As an example if your prospect is into paragliding, you might want to experience the sports. Or if not, then read up on the subject extensively so that you may have an informed discussion on this topic.
3. Build Trust
When you are looking for a plumber you will generally seek a reliable or a ‘safe’ pair of hands that you can trust. Your trust will be reinforced by the recommendation of your friends or colleagues. Trust is nothing but a belief and belief is easier to establish when you have hard evidence.
Similarly for your business endorsements from your current and past clients is a good source to establish yourself as a professional. With solid recommendations clients will be confident that you can offer them a fast, good quality product at a fantastic price.
Some sales people write the endorsement themselves and get their favourite client to sign on it. This will ensure that they have covered all the ground.
Shaun Varga in his book ‘Brilliant Pitch’ suggests thinking from your client’s perspective and digging up your success stories that might interest them. What have you done in the recent history that would help you project your strengths? Weaving these stories or examples of instances where you have shone would allow you to become a reliable professional others can trust.
4. Find out the person behind the title
Play the CSI NY by finding everything you can about the person you will be making a sales pitch to. Internet is a good source: sites like Linked In or the alumni sites are a gold mine of information.

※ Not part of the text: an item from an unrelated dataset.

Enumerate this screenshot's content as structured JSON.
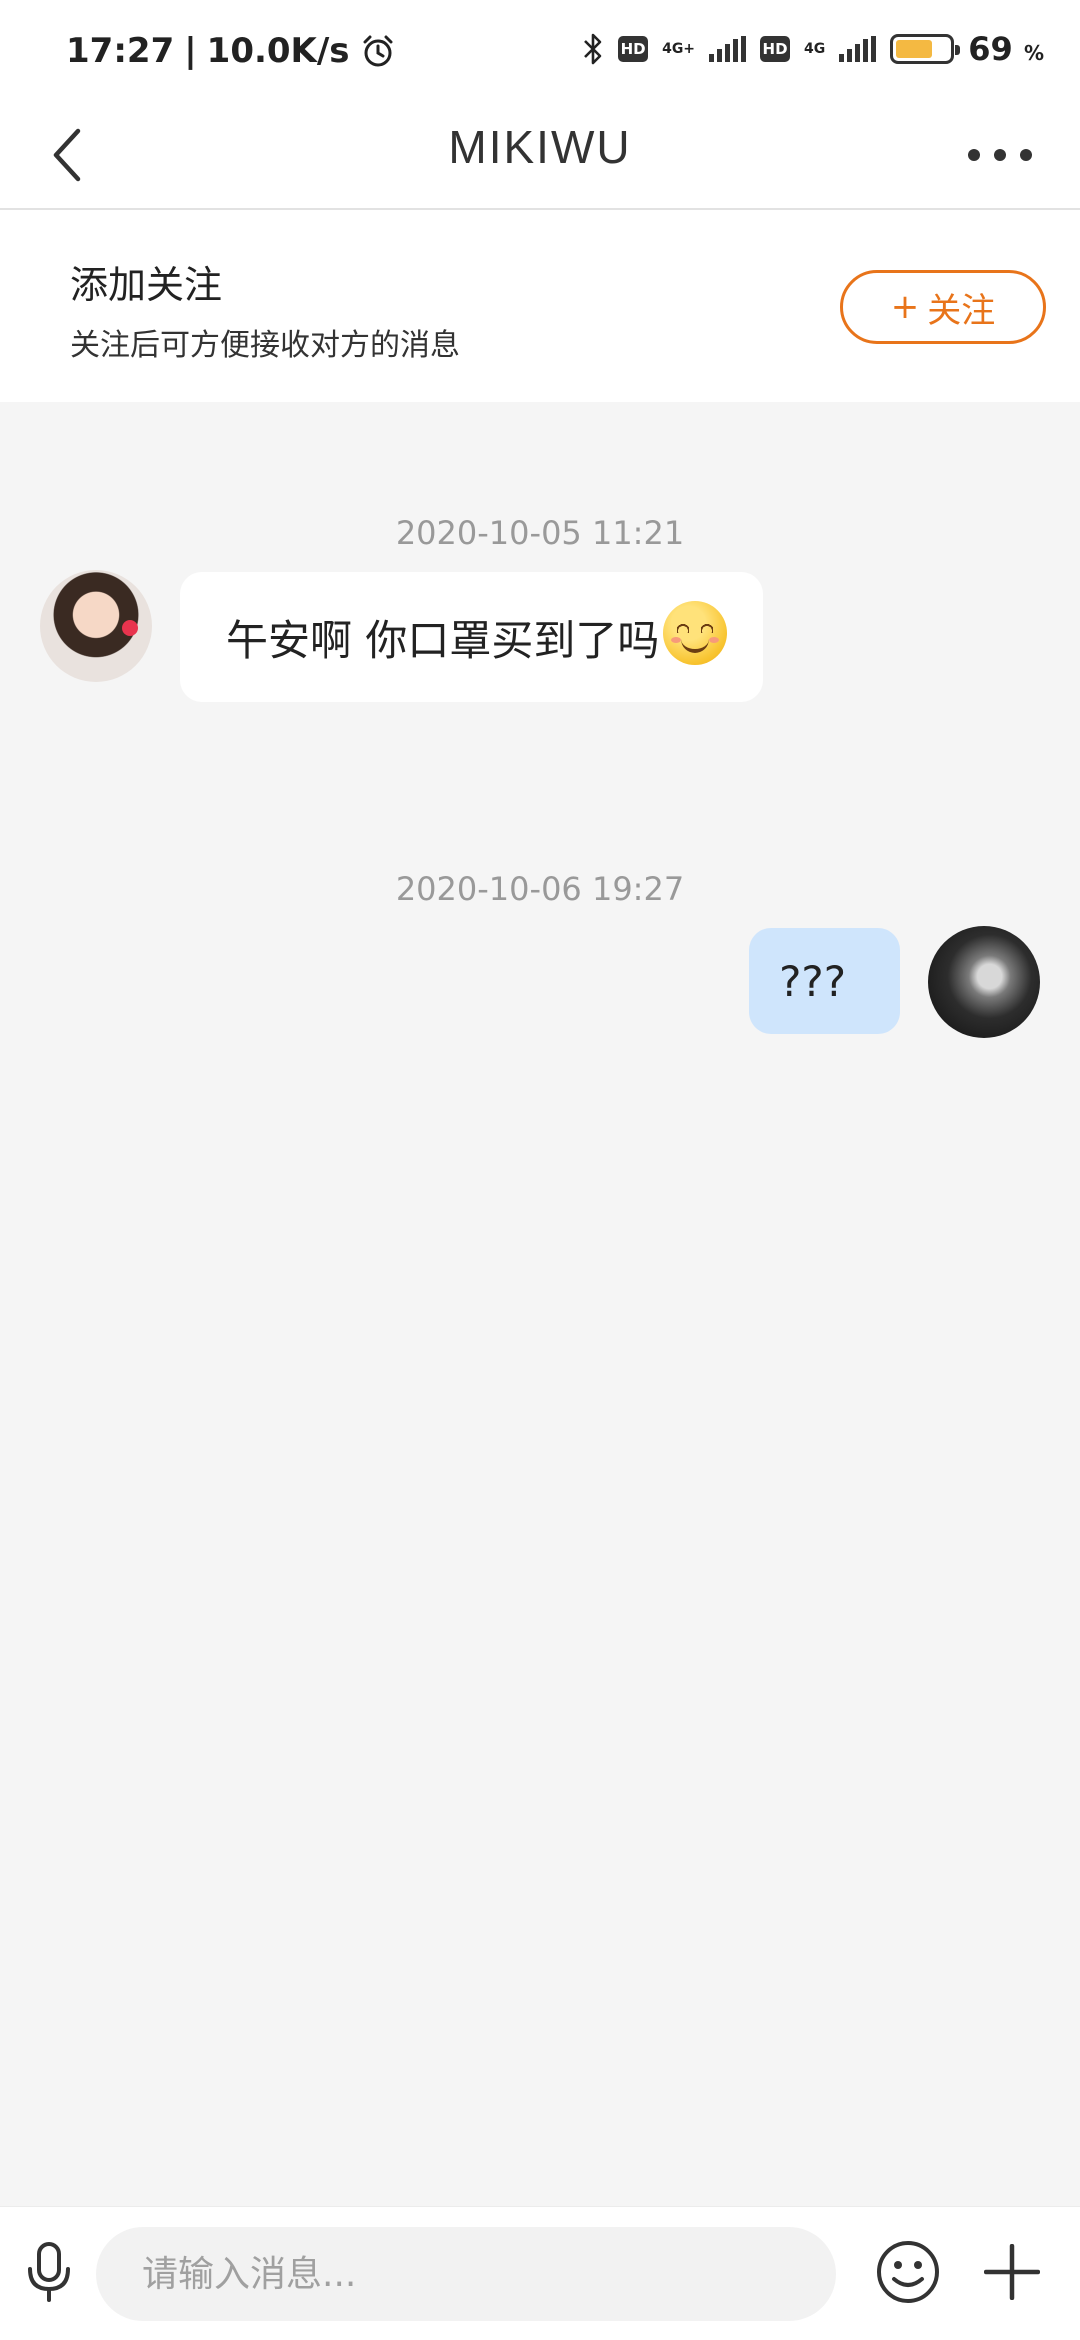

Calling up the office to find out about the person in question is certainly a tool available to us. I have in the passed successfully phoned a prospective clients office to seek ‘advise’ about buying them a present. It’s interesting what their colleagues tell you about your prospect! Take this as the fun part of the sales process and proceed to the next level of learning.
Someone once said to me if you want to sell to a company you ought to have three levels of connections in it. These could be the senior manager or a director, a manger and an administrator or the eyes and ears of the boss. One person may make the decision but it’s most likely that she will take her team on board. Therefore don’t just focus on the big boss but also on the other supporter that you will need if your bid is to be successful.

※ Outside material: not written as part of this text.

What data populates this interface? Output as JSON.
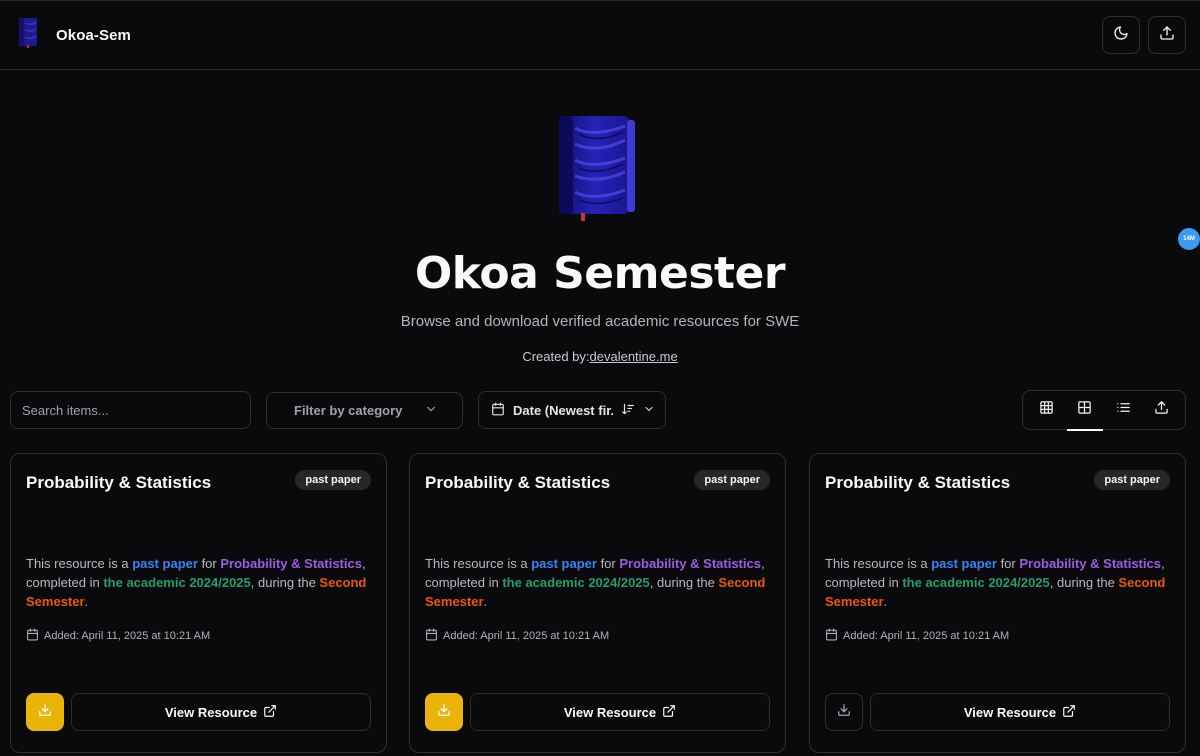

5. Take a Winning Team
Steering ahead is a good idea for a car with aligned wheels. Similarly for a sales team each member should be there for a purpose that is clear to all. Each member should add to the team constructively through knowledge, ideas, passion and personality.
Remember the A-Team, the 80’s era popular TV serial where each member was so different but brought important skills to the team overall objective. They had commitment, clarity and achievement-motivation that led to the success of their missions.
Fielding the right people with a good mix of personalities will give you an edge over the competition and help your team member bond with the buyer. Formulating a winning team with great synergy takes time and effort, but this is time worth spending.
A brilliant sales pitch is not a self-contained occurrence but a process that starts well before the actual event. It consists of research and preparation and on-going communication that eventually lead to success.
About the Author: Lubna Safdar Ahmed has an MBA in Marketing and holds a Diploma in Market Research from The Market Research Society, London.
She has over twelve years of work experience within the energy sector. Lubna has worked across borders as a global manager excelling within the area of learning and development, brand marketing and business efficiency.
At present she is running her training organisation called Experon from West London. The aim of Experon is to help organisations enhance their productivity by offering a superior customer experience.
To find out more please log on to the website: www.experon.co.uk
You can reach Lubna at: email@example.com